These changes occur in all forms of PRA, but at different times in the different breed-specific forms. Usually by the time the affected dog has these changes there is already significant evidence of loss of vision.
Dr. Acland had the following exchange with an owner:
Owner: “I’d like to know the time involved for the progression from night blindness to total blindness. … I noticed something wrong a couple of weeks ago … in dim light. Do you guys think there is any point in having all the tests done for PRA if the vet thinks she has it?”
Dr. Acland: From what you describe, ___ certainly has the characteristic signs of PRA in Basenjis, and is developing them at the age that fits what little is really known about Basenji PRA.
Most dogs, including most Basenjis, that are affected with adult onset PRA show fairly consistent patterns of development of the visual problems. There is not a great deal of difference at the clinical level between PRA in say Poodles, Portuguese Water Dogs, etc. and Basenjis, even though it is not yet known whether the disease in Basenjis is caused by the same gene.
The initial visual loss is, as you have noticed in _____, night blindness. Once difficulty in seeing in dim light is noticeable, progression to total night blindness is fairly quick (less than 1 year or so). So I expect that _____ will become totally night blind in the near future, if she has not already.
Vision in daylight is more gradually lost. The initial loss is in the peripheral field of vision, and the dog develops tunnel vision.

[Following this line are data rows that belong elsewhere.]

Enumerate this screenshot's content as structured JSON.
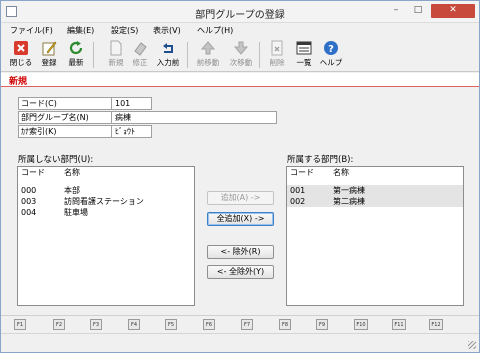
{
  "window": {
    "title": "部門グループの登録",
    "minimize": "–",
    "maximize": "□",
    "close": "✕"
  },
  "menu": [
    "ファイル(F)",
    "編集(E)",
    "設定(S)",
    "表示(V)",
    "ヘルプ(H)"
  ],
  "toolbar": {
    "close": "閉じる",
    "register": "登録",
    "latest": "最新",
    "new": "新規",
    "edit": "修正",
    "input_before": "入力前",
    "prev_move": "前移動",
    "next_move": "次移動",
    "delete": "削除",
    "list": "一覧",
    "help": "ヘルプ"
  },
  "mode": "新規",
  "form": {
    "code_label": "コード(C)",
    "code_value": "101",
    "group_name_label": "部門グループ名(N)",
    "group_name_value": "病棟",
    "kana_label": "ｶﾅ索引(K)",
    "kana_value": "ﾋﾞｮｳﾄ"
  },
  "left_list": {
    "caption": "所属しない部門(U):",
    "header_code": "コード",
    "header_name": "名称",
    "rows": [
      {
        "code": "000",
        "name": "本部"
      },
      {
        "code": "003",
        "name": "訪問看護ステーション"
      },
      {
        "code": "004",
        "name": "駐車場"
      }
    ]
  },
  "right_list": {
    "caption": "所属する部門(B):",
    "header_code": "コード",
    "header_name": "名称",
    "rows": [
      {
        "code": "001",
        "name": "第一病棟"
      },
      {
        "code": "002",
        "name": "第二病棟"
      }
    ]
  },
  "buttons": {
    "add": "追加(A) ->",
    "add_all": "全追加(X) ->",
    "remove": "<- 除外(R)",
    "remove_all": "<- 全除外(Y)"
  },
  "fkeys": [
    "F1",
    "F2",
    "F3",
    "F4",
    "F5",
    "F6",
    "F7",
    "F8",
    "F9",
    "F10",
    "F11",
    "F12"
  ]
}
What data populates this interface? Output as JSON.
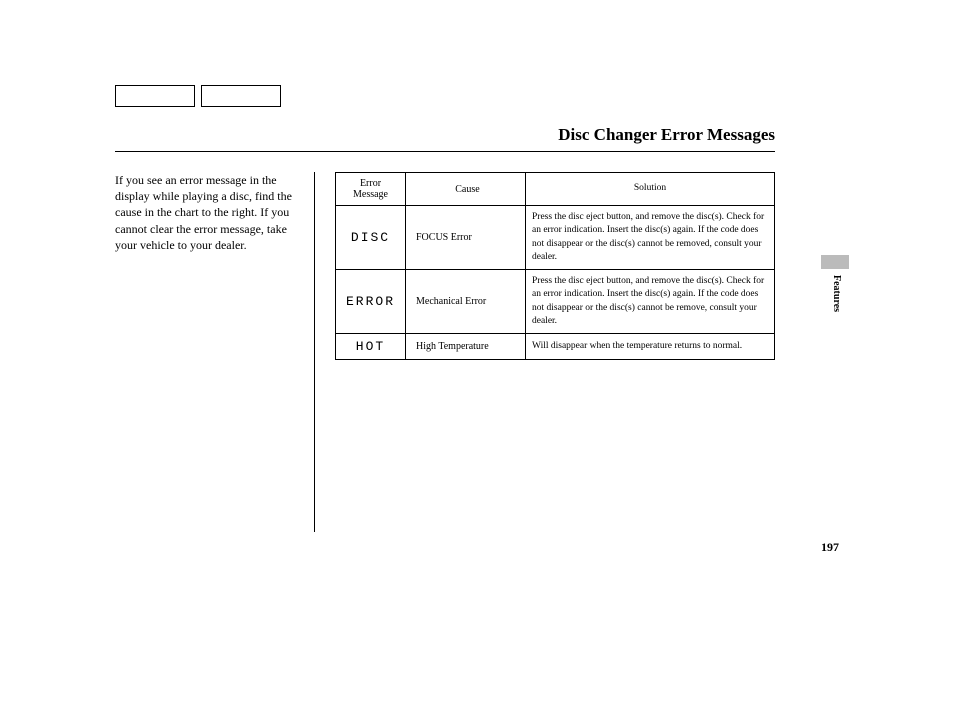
{
  "title": "Disc Changer Error Messages",
  "intro": "If you see an error message in the display while playing a disc, find the cause in the chart to the right. If you cannot clear the error message, take your vehicle to your dealer.",
  "table": {
    "headers": {
      "msg": "Error Message",
      "cause": "Cause",
      "solution": "Solution"
    },
    "rows": [
      {
        "msg": "DISC",
        "cause": "FOCUS Error",
        "solution": "Press the disc eject button, and remove the disc(s). Check for an error indication. Insert the disc(s) again. If the code does not disappear or the disc(s) cannot be removed, consult your dealer."
      },
      {
        "msg": "ERROR",
        "cause": "Mechanical Error",
        "solution": "Press the disc eject button, and remove the disc(s). Check for an error indication. Insert the disc(s) again. If the code does not disappear or the disc(s) cannot be remove, consult your dealer."
      },
      {
        "msg": "HOT",
        "cause": "High Temperature",
        "solution": "Will disappear when the temperature returns to normal."
      }
    ]
  },
  "sideLabel": "Features",
  "pageNumber": "197"
}
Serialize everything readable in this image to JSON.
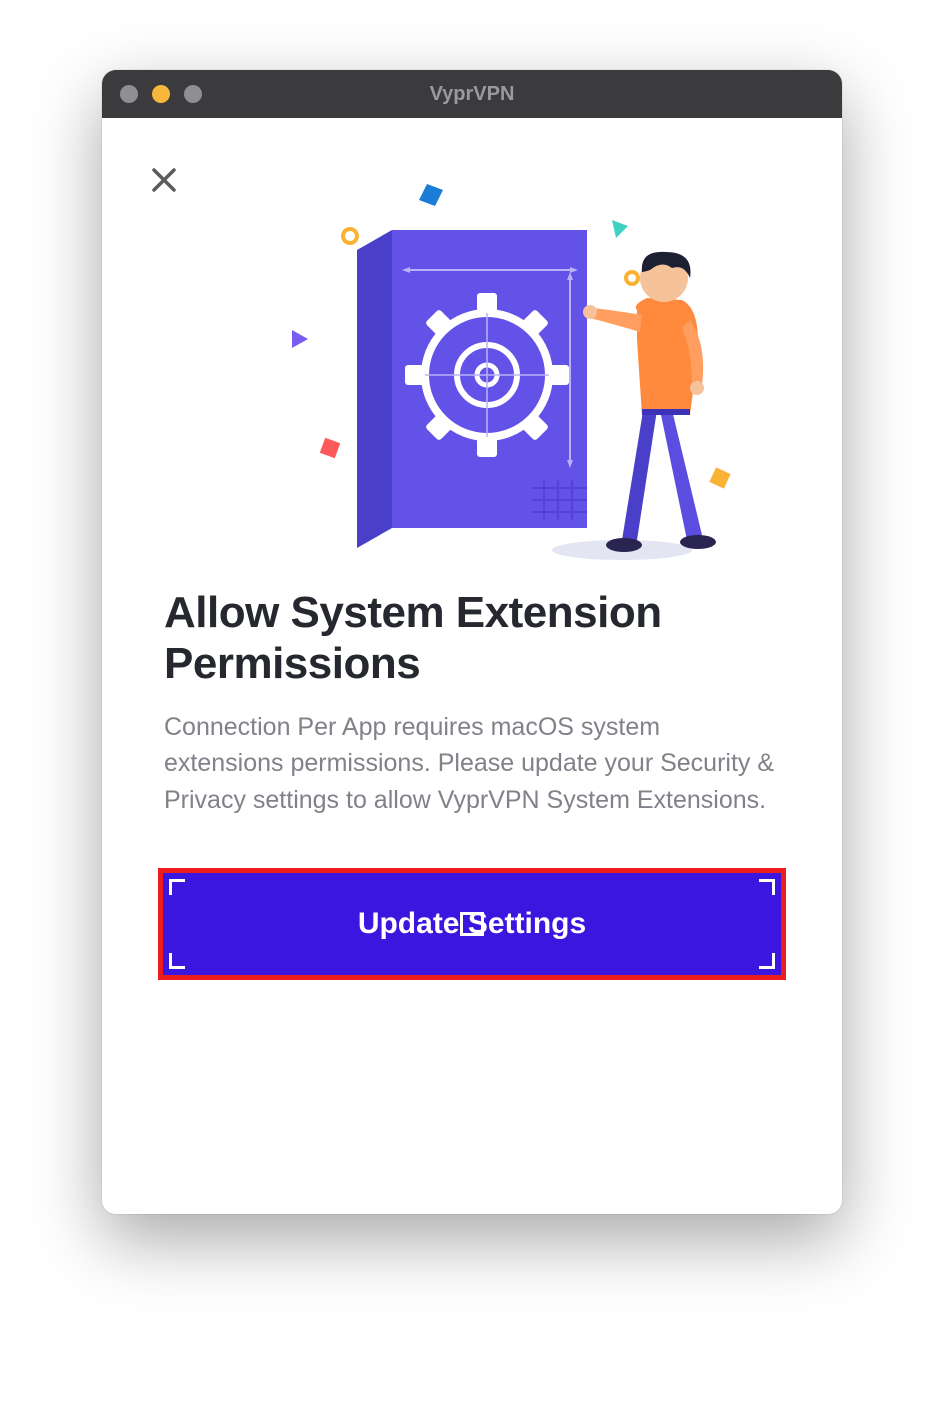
{
  "window": {
    "title": "VyprVPN"
  },
  "dialog": {
    "heading": "Allow System Extension Permissions",
    "body": "Connection Per App requires macOS system extensions permissions. Please update your Security & Privacy settings to allow VyprVPN System Extensions.",
    "primary_button_label": "Update Settings"
  }
}
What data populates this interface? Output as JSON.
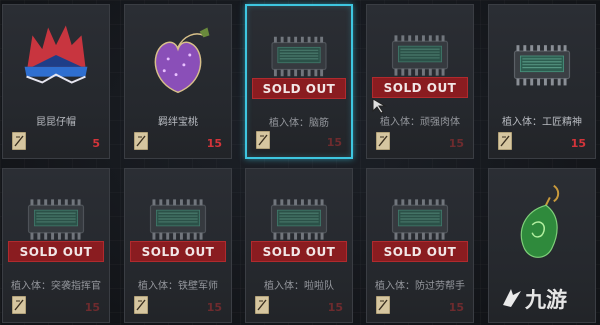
{
  "shop": {
    "currency_icon": "ticket-icon",
    "accent_color": "#3ec6e0",
    "price_color": "#d3343a",
    "items": [
      {
        "name": "昆昆仔帽",
        "price": "5",
        "sold_label": "",
        "icon": "spiky-hat-icon"
      },
      {
        "name": "羁绊宝桃",
        "price": "15",
        "sold_label": "",
        "icon": "purple-peach-icon"
      },
      {
        "name": "植入体：脑筋",
        "price": "15",
        "sold_label": "SOLD OUT",
        "icon": "chip-icon"
      },
      {
        "name": "植入体：顽强肉体",
        "price": "15",
        "sold_label": "SOLD OUT",
        "icon": "chip-icon"
      },
      {
        "name": "植入体：工匠精神",
        "price": "15",
        "sold_label": "",
        "icon": "chip-icon"
      },
      {
        "name": "植入体：突袭指挥官",
        "price": "15",
        "sold_label": "SOLD OUT",
        "icon": "chip-icon"
      },
      {
        "name": "植入体：铁壁军师",
        "price": "15",
        "sold_label": "SOLD OUT",
        "icon": "chip-icon"
      },
      {
        "name": "植入体：啦啦队",
        "price": "15",
        "sold_label": "SOLD OUT",
        "icon": "chip-icon"
      },
      {
        "name": "植入体：防过劳帮手",
        "price": "15",
        "sold_label": "SOLD OUT",
        "icon": "chip-icon"
      },
      {
        "name": "",
        "price": "",
        "sold_label": "",
        "icon": "green-jade-pendant-icon"
      }
    ]
  },
  "watermark": {
    "text": "九游"
  }
}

Unless the dog is used for high visual performance tasks such as agility or guidance work, the tunnel vision may not be detectable to an observer.
Despite the tunnel vision and nightblindness, many PRA-affected dogs retain an adequate forward daylight vision for an extremely long time, sometimes for their entire natural life.
In many dogs however PRA leads to cataracts, an opacity of the lens. This certainly happens at least in some affected Basenjis. This complication is what usually causes the final loss of vision, because the first part of the lens to become opaque is usually in the central visual axis. It is difficult to tell ahead of time when this will happen, as the age varies greatly from dog to dog.
Traditionally, it was not considered wise to remove cataracts from PRA-affected dogs, because the underlying retinal disease was going to cause blindness anyway. This is no longer generally accepted. It is now worth considering to examine PRA-affected dogs on a regular basis, and to remove the lens at the first sign of cataracts developing, as long as the dog appears to have remaining useful vision. This achieves two things: first it extends the period during which the dog will be able see sufficiently to get about; and secondly it removes the possibility of the cataract developing to the point where it causes secondary problems such as uveitis and glaucoma.
If your veterinarian is confident in the clinical diagnosis, I would not recommend having an ERG done. This is unlikely to yield any information worth the stress on the dog and your wallet.
May I ask who made the diagnosis? Has _____been seen by a veterinary ophthalmologist or by a general practitioner? If she has not been seen by an ophthalmologist you should arrange this, as _____’s progression ought to be checked by a specialist to assess the development of cataracts and other possible complications.
Article copyright © 2001 by Gregory M. Acland. All rights reserved